Shedding may be a big hairy deal—but it is normal. Floating fur increases the challenge of keeping dry cleaned apparel a Fido-free zone. Unless you’re a passionate pet lover who considers pet hair to be a condiment, understanding how to tame the hairy mess will keep your pet’s coat and skin healthy and simplify housecleaning.
It’s not the temperature that prompts shedding. Light exposure, either to sun or artificial light, determines the amount and timing. More hair is shed during the greatest exposure to light. Outdoor cats and dogs living in the northeastern United States shed with the seasons, with the most fur flying in late spring for the several weeks during which daylight increases. But house pets under constant exposure to artificial light shed all year long. To learn how to control your pet's furry drifts, check out 6 Tips to Control Flying Fur.

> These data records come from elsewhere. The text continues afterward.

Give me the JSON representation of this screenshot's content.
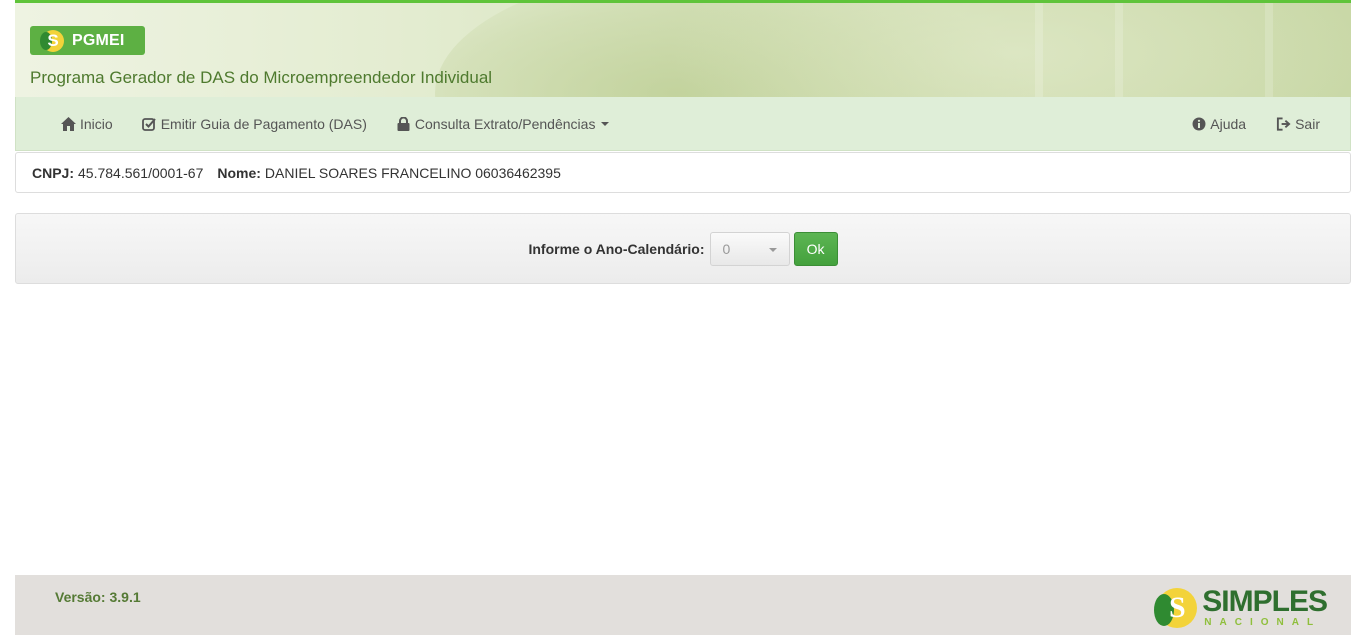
{
  "header": {
    "logo_text": "PGMEI",
    "logo_letter": "S",
    "app_title": "Programa Gerador de DAS do Microempreendedor Individual"
  },
  "nav": {
    "left": [
      {
        "label": "Inicio",
        "icon": "home-icon"
      },
      {
        "label": "Emitir Guia de Pagamento (DAS)",
        "icon": "check-square-icon"
      },
      {
        "label": "Consulta Extrato/Pendências",
        "icon": "lock-icon"
      }
    ],
    "right": [
      {
        "label": "Ajuda",
        "icon": "info-circle-icon"
      },
      {
        "label": "Sair",
        "icon": "sign-out-icon"
      }
    ]
  },
  "info": {
    "cnpj_label": "CNPJ:",
    "cnpj_value": "45.784.561/0001-67",
    "nome_label": "Nome:",
    "nome_value": "DANIEL SOARES FRANCELINO 06036462395"
  },
  "form": {
    "label": "Informe o Ano-Calendário:",
    "selected": "0",
    "ok_label": "Ok"
  },
  "footer": {
    "version": "Versão: 3.9.1",
    "brand_letter": "S",
    "brand_word1": "SIMPLES",
    "brand_word2": "NACIONAL"
  },
  "colors": {
    "accent_green": "#5db043",
    "nav_bg": "#dfeed8",
    "title_green": "#4e7a2e"
  }
}
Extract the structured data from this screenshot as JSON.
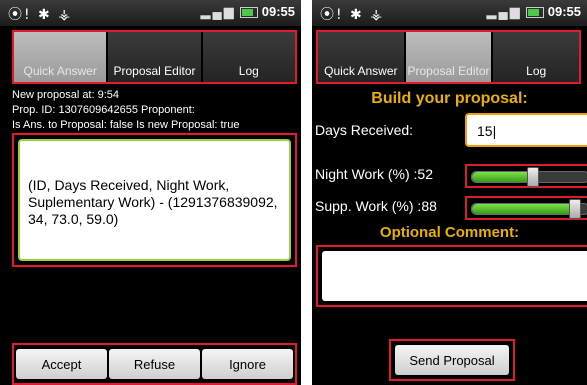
{
  "left_screen": {
    "status": {
      "icons": "⦿! ✱ ⚶",
      "time": "09:55"
    },
    "tabs": [
      "Quick Answer",
      "Proposal Editor",
      "Log"
    ],
    "active_tab": "Quick Answer",
    "info": {
      "line1": "New proposal at: 9:54",
      "line2": "Prop. ID: 1307609642655  Proponent:",
      "line3": "Is Ans. to Proposal: false   Is new Proposal: true"
    },
    "proposal_text": "(ID, Days Received, Night Work, Suplementary Work) - (1291376839092, 34, 73.0, 59.0)",
    "buttons": {
      "accept": "Accept",
      "refuse": "Refuse",
      "ignore": "Ignore"
    }
  },
  "right_screen": {
    "status": {
      "icons": "⦿! ✱ ⚶",
      "time": "09:55"
    },
    "tabs": [
      "Quick Answer",
      "Proposal Editor",
      "Log"
    ],
    "active_tab": "Proposal Editor",
    "build_title": "Build your proposal:",
    "days_label": "Days Received:",
    "days_value": "15",
    "night_label": "Night Work (%) :52",
    "night_value": 52,
    "supp_label": "Supp. Work (%) :88",
    "supp_value": 88,
    "optional_title": "Optional Comment:",
    "comment_value": "",
    "send_label": "Send Proposal"
  },
  "colors": {
    "highlight": "#e01b2e",
    "accent": "#e8b000",
    "slider": "#5ac02a"
  }
}
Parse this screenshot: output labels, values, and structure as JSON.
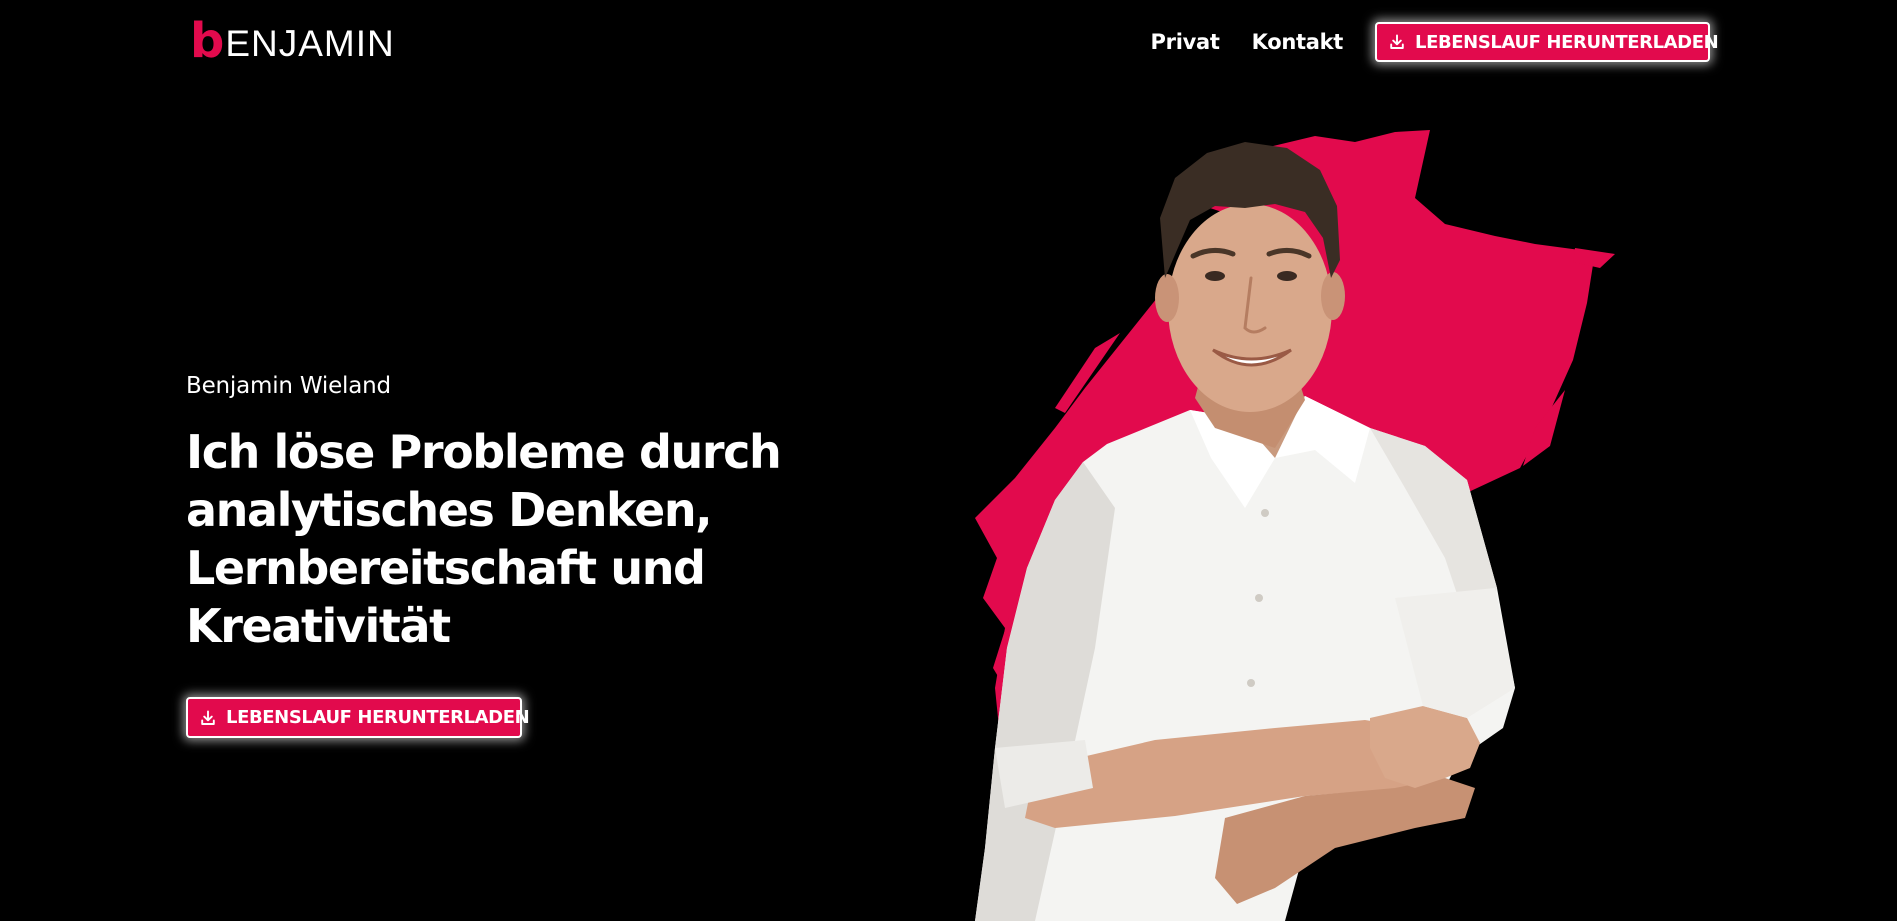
{
  "header": {
    "logo_initial": "b",
    "logo_rest": "ENJAMIN",
    "nav": [
      {
        "label": "Privat"
      },
      {
        "label": "Kontakt"
      }
    ],
    "cta_label": "LEBENSLAUF HERUNTERLADEN"
  },
  "hero": {
    "name": "Benjamin Wieland",
    "headline": "Ich löse Probleme durch analytisches Denken, Lernbereitschaft und Kreativität",
    "cta_label": "LEBENSLAUF HERUNTERLADEN"
  },
  "icons": {
    "download": "download-icon"
  },
  "colors": {
    "background": "#000000",
    "accent": "#e20a4d",
    "text": "#ffffff"
  }
}
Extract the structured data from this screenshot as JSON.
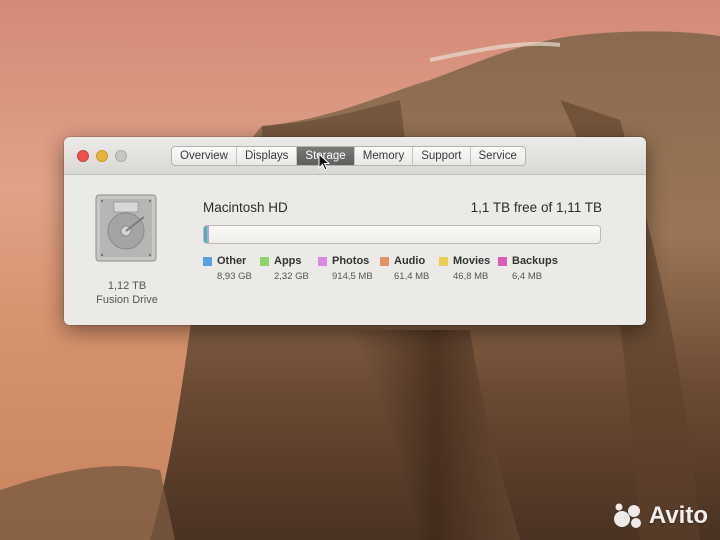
{
  "window": {
    "tabs": [
      {
        "label": "Overview",
        "active": false
      },
      {
        "label": "Displays",
        "active": false
      },
      {
        "label": "Storage",
        "active": true
      },
      {
        "label": "Memory",
        "active": false
      },
      {
        "label": "Support",
        "active": false
      },
      {
        "label": "Service",
        "active": false
      }
    ]
  },
  "disk": {
    "capacity": "1,12 TB",
    "type": "Fusion Drive"
  },
  "volume": {
    "name": "Macintosh HD",
    "free_text": "1,1 TB free of 1,11 TB"
  },
  "legend": [
    {
      "label": "Other",
      "size": "8,93 GB",
      "color": "#5b9fe0"
    },
    {
      "label": "Apps",
      "size": "2,32 GB",
      "color": "#8fd16b"
    },
    {
      "label": "Photos",
      "size": "914,5 MB",
      "color": "#d98be0"
    },
    {
      "label": "Audio",
      "size": "61,4 MB",
      "color": "#e0936a"
    },
    {
      "label": "Movies",
      "size": "46,8 MB",
      "color": "#e8cf52"
    },
    {
      "label": "Backups",
      "size": "6,4 MB",
      "color": "#d95cb5"
    }
  ],
  "watermark": {
    "text": "Avito"
  }
}
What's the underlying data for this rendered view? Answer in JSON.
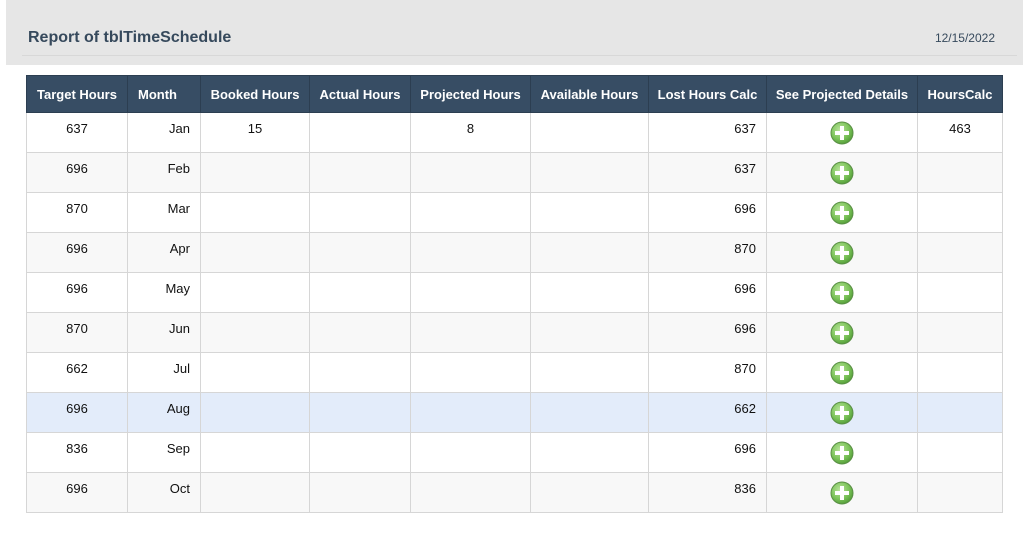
{
  "header": {
    "title": "Report of tblTimeSchedule",
    "date": "12/15/2022"
  },
  "table": {
    "columns": [
      "Target Hours",
      "Month",
      "Booked Hours",
      "Actual Hours",
      "Projected Hours",
      "Available Hours",
      "Lost Hours Calc",
      "See Projected Details",
      "HoursCalc"
    ],
    "rows": [
      {
        "target_hours": "637",
        "month": "Jan",
        "booked_hours": "15",
        "actual_hours": "",
        "projected_hours": "8",
        "available_hours": "",
        "lost_hours_calc": "637",
        "hours_calc": "463"
      },
      {
        "target_hours": "696",
        "month": "Feb",
        "booked_hours": "",
        "actual_hours": "",
        "projected_hours": "",
        "available_hours": "",
        "lost_hours_calc": "637",
        "hours_calc": ""
      },
      {
        "target_hours": "870",
        "month": "Mar",
        "booked_hours": "",
        "actual_hours": "",
        "projected_hours": "",
        "available_hours": "",
        "lost_hours_calc": "696",
        "hours_calc": ""
      },
      {
        "target_hours": "696",
        "month": "Apr",
        "booked_hours": "",
        "actual_hours": "",
        "projected_hours": "",
        "available_hours": "",
        "lost_hours_calc": "870",
        "hours_calc": ""
      },
      {
        "target_hours": "696",
        "month": "May",
        "booked_hours": "",
        "actual_hours": "",
        "projected_hours": "",
        "available_hours": "",
        "lost_hours_calc": "696",
        "hours_calc": ""
      },
      {
        "target_hours": "870",
        "month": "Jun",
        "booked_hours": "",
        "actual_hours": "",
        "projected_hours": "",
        "available_hours": "",
        "lost_hours_calc": "696",
        "hours_calc": ""
      },
      {
        "target_hours": "662",
        "month": "Jul",
        "booked_hours": "",
        "actual_hours": "",
        "projected_hours": "",
        "available_hours": "",
        "lost_hours_calc": "870",
        "hours_calc": ""
      },
      {
        "target_hours": "696",
        "month": "Aug",
        "booked_hours": "",
        "actual_hours": "",
        "projected_hours": "",
        "available_hours": "",
        "lost_hours_calc": "662",
        "hours_calc": ""
      },
      {
        "target_hours": "836",
        "month": "Sep",
        "booked_hours": "",
        "actual_hours": "",
        "projected_hours": "",
        "available_hours": "",
        "lost_hours_calc": "696",
        "hours_calc": ""
      },
      {
        "target_hours": "696",
        "month": "Oct",
        "booked_hours": "",
        "actual_hours": "",
        "projected_hours": "",
        "available_hours": "",
        "lost_hours_calc": "836",
        "hours_calc": ""
      }
    ],
    "selected_row": "Aug",
    "details_icon": "plus-circle-icon"
  },
  "colors": {
    "header_bg": "#374d64",
    "title_color": "#36495c",
    "selected_row_bg": "#e3ecfa",
    "icon_green": "#7cc35a"
  }
}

All the shedding prompts lots of canine nibbling and chewing, too. Can you imagine a German Shepherd-size hairball? (stay tuned, more on that this coming Friday!). At least the Magical-dawg has outgrown his "illegal chewing urges." But in a recent ASK AMY video, one puppy owner was at the end of his rope with "Jaws" the chewing maniac. Check out the video here (plenty of BLING there, too!) and please share your dog (or cat) chewing woes and how you managed the gnawing problem.
By the way, Gina Misiroglu of Red Room put me in touch with the AOL people, which is one of the great ways in which she's bringing traffic to Red Room and getting attention for Red Room's authors.
Woofs & purrs,
Causes Amy Shojai Supports
Cat Writers Association, Winn Feline Foundation, AKC Canine Health Foundation, CASA (Court Appointed Special Advocates)